_WHAT THE TASK ASKS_:
Your answer should be the line containing "What's the underlying" and each line after it through the end of the data below, repeated exactly.

_EXTRACTED MATERIAL_:
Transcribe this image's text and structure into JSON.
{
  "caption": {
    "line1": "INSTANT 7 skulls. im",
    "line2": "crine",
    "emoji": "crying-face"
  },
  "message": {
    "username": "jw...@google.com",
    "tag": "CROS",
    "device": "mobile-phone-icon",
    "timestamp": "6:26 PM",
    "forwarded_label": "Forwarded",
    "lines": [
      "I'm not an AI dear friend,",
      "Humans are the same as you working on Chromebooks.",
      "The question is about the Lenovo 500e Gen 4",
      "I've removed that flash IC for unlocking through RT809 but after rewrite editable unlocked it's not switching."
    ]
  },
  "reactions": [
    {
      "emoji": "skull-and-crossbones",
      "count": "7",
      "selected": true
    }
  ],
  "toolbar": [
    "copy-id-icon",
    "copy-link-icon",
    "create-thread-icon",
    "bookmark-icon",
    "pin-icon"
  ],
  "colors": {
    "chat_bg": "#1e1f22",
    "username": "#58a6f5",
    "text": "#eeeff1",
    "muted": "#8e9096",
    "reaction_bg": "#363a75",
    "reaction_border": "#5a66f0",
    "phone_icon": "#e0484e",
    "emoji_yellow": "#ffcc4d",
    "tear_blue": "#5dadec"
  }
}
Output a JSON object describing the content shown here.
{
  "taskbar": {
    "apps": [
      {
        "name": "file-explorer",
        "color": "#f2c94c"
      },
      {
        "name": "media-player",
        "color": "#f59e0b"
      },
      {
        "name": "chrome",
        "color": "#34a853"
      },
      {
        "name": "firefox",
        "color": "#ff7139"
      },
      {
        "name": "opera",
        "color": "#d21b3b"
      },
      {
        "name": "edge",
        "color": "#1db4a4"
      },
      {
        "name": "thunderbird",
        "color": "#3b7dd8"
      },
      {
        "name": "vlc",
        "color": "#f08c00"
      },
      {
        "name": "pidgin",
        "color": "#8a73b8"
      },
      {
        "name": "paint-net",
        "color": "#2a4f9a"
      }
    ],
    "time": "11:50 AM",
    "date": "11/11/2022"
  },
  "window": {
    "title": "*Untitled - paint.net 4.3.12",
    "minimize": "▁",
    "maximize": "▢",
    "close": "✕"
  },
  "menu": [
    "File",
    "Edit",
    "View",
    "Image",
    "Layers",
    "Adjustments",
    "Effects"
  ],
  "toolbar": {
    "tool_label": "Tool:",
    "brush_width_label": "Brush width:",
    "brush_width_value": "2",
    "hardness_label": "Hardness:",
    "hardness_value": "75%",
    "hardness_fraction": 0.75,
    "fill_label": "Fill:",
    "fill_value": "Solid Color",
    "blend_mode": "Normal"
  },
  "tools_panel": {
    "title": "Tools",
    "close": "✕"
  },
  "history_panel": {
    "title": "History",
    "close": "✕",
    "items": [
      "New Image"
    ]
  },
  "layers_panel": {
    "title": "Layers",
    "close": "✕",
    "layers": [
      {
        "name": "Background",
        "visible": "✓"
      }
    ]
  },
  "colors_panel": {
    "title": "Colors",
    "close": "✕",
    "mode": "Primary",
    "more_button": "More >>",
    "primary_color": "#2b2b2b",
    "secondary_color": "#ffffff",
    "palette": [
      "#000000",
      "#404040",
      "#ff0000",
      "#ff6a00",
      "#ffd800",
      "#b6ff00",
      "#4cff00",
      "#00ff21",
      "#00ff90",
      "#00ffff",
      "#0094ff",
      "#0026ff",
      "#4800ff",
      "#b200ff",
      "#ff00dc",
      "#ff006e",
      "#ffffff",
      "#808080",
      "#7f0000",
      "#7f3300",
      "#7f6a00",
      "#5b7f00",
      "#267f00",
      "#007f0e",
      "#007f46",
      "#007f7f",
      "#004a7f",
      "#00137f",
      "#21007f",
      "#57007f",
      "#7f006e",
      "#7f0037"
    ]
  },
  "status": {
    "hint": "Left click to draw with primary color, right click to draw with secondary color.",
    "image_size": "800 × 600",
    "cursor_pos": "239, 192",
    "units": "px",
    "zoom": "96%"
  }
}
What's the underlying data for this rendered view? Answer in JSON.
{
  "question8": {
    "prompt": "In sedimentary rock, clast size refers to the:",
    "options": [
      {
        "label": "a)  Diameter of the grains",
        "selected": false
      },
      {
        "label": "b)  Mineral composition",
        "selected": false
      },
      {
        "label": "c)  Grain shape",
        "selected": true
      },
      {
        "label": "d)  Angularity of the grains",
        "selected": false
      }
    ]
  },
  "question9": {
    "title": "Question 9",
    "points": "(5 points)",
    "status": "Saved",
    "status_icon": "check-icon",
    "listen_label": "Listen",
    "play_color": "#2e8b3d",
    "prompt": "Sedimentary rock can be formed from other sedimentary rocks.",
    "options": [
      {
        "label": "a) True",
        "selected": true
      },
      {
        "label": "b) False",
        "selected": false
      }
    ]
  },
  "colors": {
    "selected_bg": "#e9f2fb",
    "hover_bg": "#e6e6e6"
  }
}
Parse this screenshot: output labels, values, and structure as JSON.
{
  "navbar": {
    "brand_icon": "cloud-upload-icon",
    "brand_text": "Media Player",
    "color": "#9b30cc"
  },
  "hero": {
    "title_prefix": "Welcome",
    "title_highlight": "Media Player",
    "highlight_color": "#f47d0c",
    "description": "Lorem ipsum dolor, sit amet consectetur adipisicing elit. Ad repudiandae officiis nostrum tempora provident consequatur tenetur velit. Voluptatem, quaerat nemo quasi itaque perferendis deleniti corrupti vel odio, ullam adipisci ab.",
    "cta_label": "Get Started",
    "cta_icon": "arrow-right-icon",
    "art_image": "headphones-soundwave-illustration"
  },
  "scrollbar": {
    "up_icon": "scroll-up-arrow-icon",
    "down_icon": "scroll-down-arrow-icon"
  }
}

_ANSWER_:
What's the underlying data for this rendered view? Answer in JSON.
{
  "question8": {
    "prompt": "In sedimentary rock, clast size refers to the:",
    "options": [
      {
        "label": "a)  Diameter of the grains",
        "selected": false
      },
      {
        "label": "b)  Mineral composition",
        "selected": false
      },
      {
        "label": "c)  Grain shape",
        "selected": true
      },
      {
        "label": "d)  Angularity of the grains",
        "selected": false
      }
    ]
  },
  "question9": {
    "title": "Question 9",
    "points": "(5 points)",
    "status": "Saved",
    "status_icon": "check-icon",
    "listen_label": "Listen",
    "play_color": "#2e8b3d",
    "prompt": "Sedimentary rock can be formed from other sedimentary rocks.",
    "options": [
      {
        "label": "a) True",
        "selected": true
      },
      {
        "label": "b) False",
        "selected": false
      }
    ]
  },
  "colors": {
    "selected_bg": "#e9f2fb",
    "hover_bg": "#e6e6e6"
  }
}
Parse this screenshot: output labels, values, and structure as JSON.
{
  "navbar": {
    "brand_icon": "cloud-upload-icon",
    "brand_text": "Media Player",
    "color": "#9b30cc"
  },
  "hero": {
    "title_prefix": "Welcome",
    "title_highlight": "Media Player",
    "highlight_color": "#f47d0c",
    "description": "Lorem ipsum dolor, sit amet consectetur adipisicing elit. Ad repudiandae officiis nostrum tempora provident consequatur tenetur velit. Voluptatem, quaerat nemo quasi itaque perferendis deleniti corrupti vel odio, ullam adipisci ab.",
    "cta_label": "Get Started",
    "cta_icon": "arrow-right-icon",
    "art_image": "headphones-soundwave-illustration"
  },
  "scrollbar": {
    "up_icon": "scroll-up-arrow-icon",
    "down_icon": "scroll-down-arrow-icon"
  }
}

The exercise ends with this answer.